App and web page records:
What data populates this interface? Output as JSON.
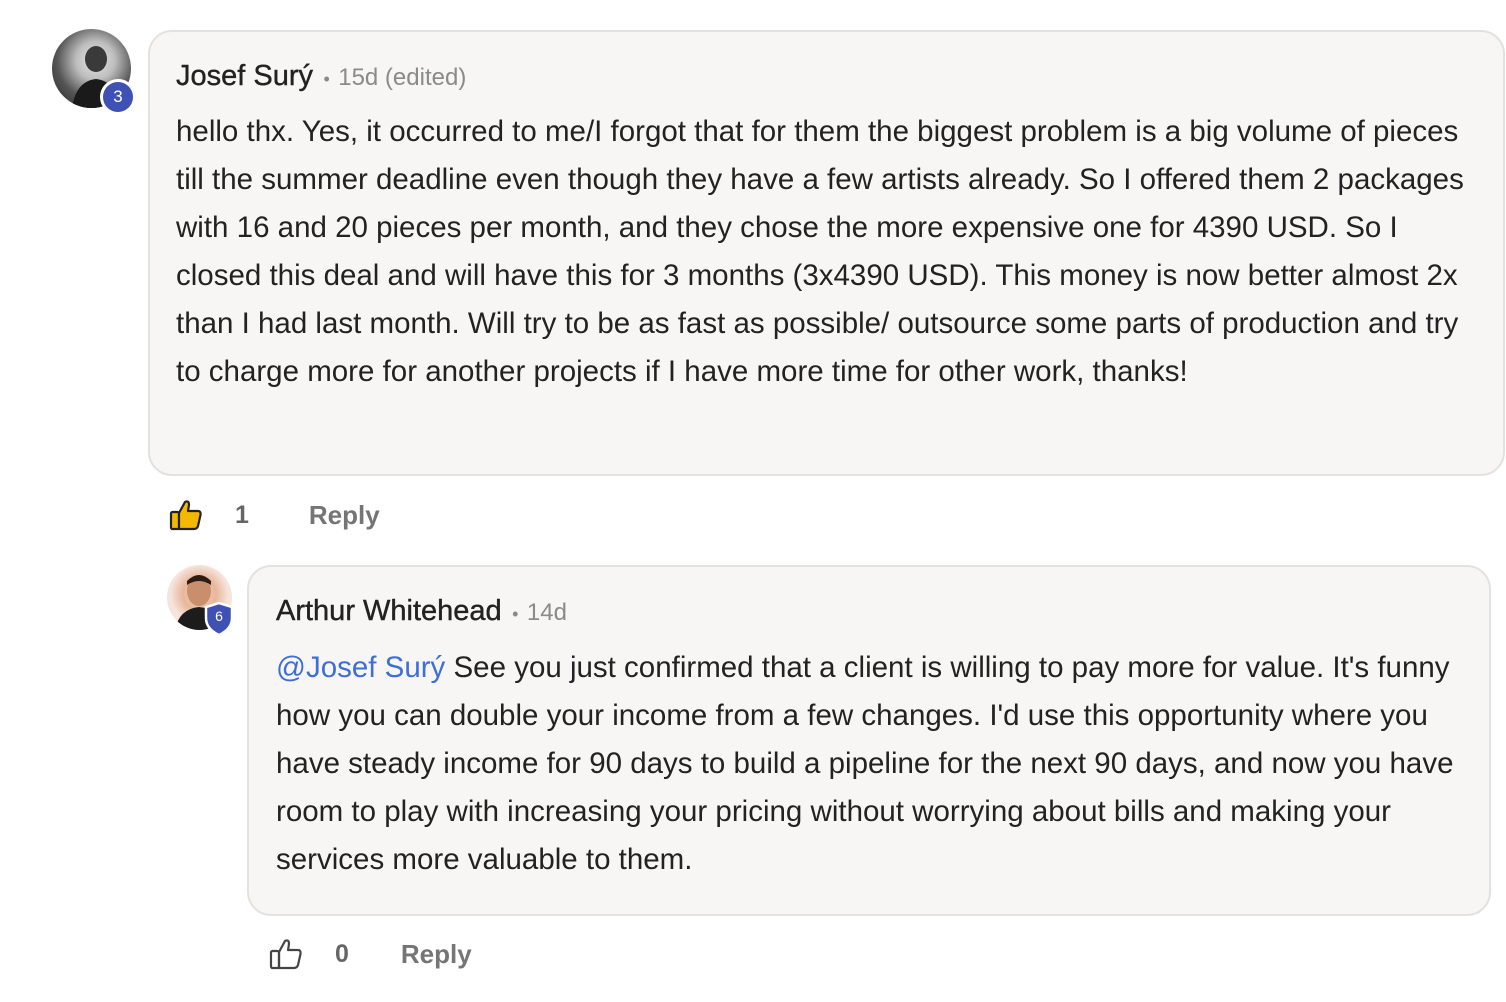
{
  "comments": [
    {
      "author": "Josef Surý",
      "separator": "•",
      "timestamp": "15d (edited)",
      "level": "3",
      "avatar_icon": "user-avatar",
      "body": "hello thx. Yes, it occurred to me/I forgot that for them the biggest problem is a big volume of pieces till the summer deadline even though they have a few artists already. So I offered them 2 packages with 16 and 20 pieces per month, and they chose the more expensive one for 4390 USD. So I closed this deal and will have this for 3 months (3x4390 USD). This money is now better almost 2x than I had last month. Will try to be as fast as possible/ outsource some parts of production and try to charge more for another projects if I have more time for other work, thanks!",
      "likes": "1",
      "liked": true,
      "reply_label": "Reply"
    },
    {
      "author": "Arthur Whitehead",
      "separator": "•",
      "timestamp": "14d",
      "level": "6",
      "avatar_icon": "user-avatar",
      "mention": "@Josef Surý",
      "body": " See you just confirmed that a client is willing to pay more for value. It's funny how you can double your income from a few changes. I'd use this opportunity where you have steady income for 90 days to build a pipeline for the next 90 days, and now you have room to play with increasing your pricing without worrying about bills and making your services more valuable to them.",
      "likes": "0",
      "liked": false,
      "reply_label": "Reply"
    }
  ],
  "colors": {
    "bubble_bg": "#f7f6f5",
    "bubble_border": "#e3e2e0",
    "badge": "#3f51b5",
    "mention": "#3d6fd6",
    "like_active": "#f5b800"
  }
}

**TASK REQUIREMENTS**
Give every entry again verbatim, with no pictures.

**ANSWER TO THE EXERCISE**
What data populates this interface? Output as JSON.
{
  "comments": [
    {
      "author": "Josef Surý",
      "separator": "•",
      "timestamp": "15d (edited)",
      "level": "3",
      "avatar_icon": "user-avatar",
      "body": "hello thx. Yes, it occurred to me/I forgot that for them the biggest problem is a big volume of pieces till the summer deadline even though they have a few artists already. So I offered them 2 packages with 16 and 20 pieces per month, and they chose the more expensive one for 4390 USD. So I closed this deal and will have this for 3 months (3x4390 USD). This money is now better almost 2x than I had last month. Will try to be as fast as possible/ outsource some parts of production and try to charge more for another projects if I have more time for other work, thanks!",
      "likes": "1",
      "liked": true,
      "reply_label": "Reply"
    },
    {
      "author": "Arthur Whitehead",
      "separator": "•",
      "timestamp": "14d",
      "level": "6",
      "avatar_icon": "user-avatar",
      "mention": "@Josef Surý",
      "body": " See you just confirmed that a client is willing to pay more for value. It's funny how you can double your income from a few changes. I'd use this opportunity where you have steady income for 90 days to build a pipeline for the next 90 days, and now you have room to play with increasing your pricing without worrying about bills and making your services more valuable to them.",
      "likes": "0",
      "liked": false,
      "reply_label": "Reply"
    }
  ],
  "colors": {
    "bubble_bg": "#f7f6f5",
    "bubble_border": "#e3e2e0",
    "badge": "#3f51b5",
    "mention": "#3d6fd6",
    "like_active": "#f5b800"
  }
}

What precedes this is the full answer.